By Dr Sea Rotmann
From Wikipedia: The behaviour of an organisation is influenced by the arrangements for its ownership and control. When the owner(s) appoint agents to manage the organisation, conflicts of interest arise which are studied as the principal-agent problem. This concerns the difficulties in motivating one party (the "agent"), to act in the best interests of another (the "principal") rather than in his or her own interests. Common examples of this relationship include corporate management (agent) and shareholders (principal), or politicians (agent) and voters (principal).
When Dusan Jakovljevic of EEIP asked me to write this article, this was the very interesting question he posed to me. On my first instinct, I would have said that company or corporate behaviour is indeed different to individual behaviour. The documentary ‘The Corporation’ argues that, in North American law, treating corporations as legal persons has caused a multitude of social, environmental and economic ills. That is, if you regard (as the film does), a corporation’s behaviour akin to that of a psychopath’s. The general mistrust in corporations and politicians to have public good (‘the principal’) at heart of their actions, is a malaise that has been increasingly causing tensions between the public and its political and industry leaders.
But are corporate leaders (I will leave politicians aside for now) really behaving in a psychopathic manner, due to the mandate posed on them by their shareholders to maximise profits at all cost? As with all things concerning human behaviour, I do not think you can generalise such matters. It has been shown that the incidence of psychopathy among CEOs is about 4 times that of the general population. These are the so-called ‘snakes in suits’, highly intelligent but non-violent sociopaths who possess the right traits of determination, focus, risk-taking, lack of scruples and charisma to take a corporation to maximum profits. The unfortunate side-effects of these traits are lack of empathy, superficiality, lying, manipulating and generally behaving without any concern for others. History has shown the pain and suffering caused by ‘psychopathic’ corporations and corporate leaders, not least during the last financial recession.
Clearly not all corporations and their leadership behave as psychopaths, and corporate responsibility has become an important focus of recent corporate reporting, taking social, environmental and economic sustainability to the heart of corporate actions and behaviour. Probably the best example of such visionary leadership is Ray Anderson, founder and CEO of Interface Carpets and America’s ‘Greenest CEO’ whose successful corporate leadership is portrayed in the must-see film ‘So Right, So Smart’.

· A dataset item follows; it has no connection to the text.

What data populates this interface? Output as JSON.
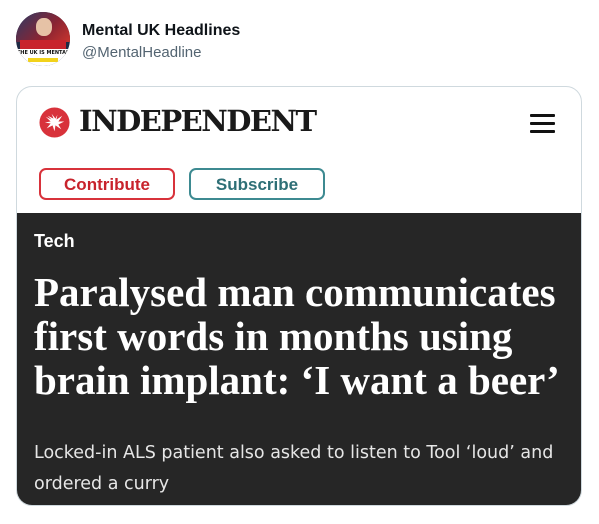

But does corporate behaviour really start and end with its leadership and governance? As important as the behaviour - both individual and collective - of the heads of an organisation is, as important is that of its middle-management and workers. When I was working as Sustainability Advisor to one of the largest employers in New Zealand, trying to impart sustainability principles on 10,000 staff in the areas of transport, procurement, energy, waste and buildings, I learned one important formula - you will not be able to change behaviour unless you have all three of the following ingredients: leadership support and buy-in, engaged staff champions and dedicated and knowledgeable managers who understand the detailed workings of the business (be it building, transport, procurement or energy managers). Having all three will not guarantee you large-scale behavioural change, but missing one or more of them will almost invariably guarantee its failure.
In the end, I always keep reminding myself that ‘it’s all about the people’. One bad seed manager or leader can cause invariable damage to an organisation’s reputation and ‘behaviour’, but only if there is a culture within that organisation that supports, fosters or at least does not curb, such behaviours. One dedicated building manager or staff member with the right level of charisma, connections and enthusiasm, can still work wonders in turning around company behaviour from the ‘bottom up’. When studying company behaviour, it is important to look at the overall pattern of performance and behaviour in the company, using generally-applied metrics (such as corporate responsibility, or triple bottom line reporting). But in order to dig through the spin, jargon and green-wash of such reports, it is also important to survey the individuals working at the company - at the leadership, middle management and staff level. Letting them tell their stories of how they perceive the company’s behaviour, will provide invaluable insights into its actual performance. Customers, traders, shareholders and other external parties also need to be included in such surveys to get the whole picture.
In the end, perception is everything, and in the days of social media where a bad customer encounter can lead to immediate, global bad press via twitter, facebook or other channels, corporate behaviour is slowly changing, hopefully to the better.
About the author
Dr Sea Rotmann is an Austrian-Kiwi behaviour change consultant, with improved energy use as her focal interest. Her current main project is being Operating Agent for Task XXIV on Behaviour Change for the IEA’s DSM Implementing Agreement (www.ieadsm.org). She previously worked at the New Zealand Energy Efficiency and Conservation Authority as Principal Scientist and has been the NZ member of the IEA’s Expert Group for R&D Priority Setting and Evaluation for the last 5 years. Her main passion is to find ways to bridge the gap between theory, policies and practice and utilise social media and networking tools to foster international engagement and collaboration. She releases a weekly newsletter called ‘Behaviour Change & Energy News’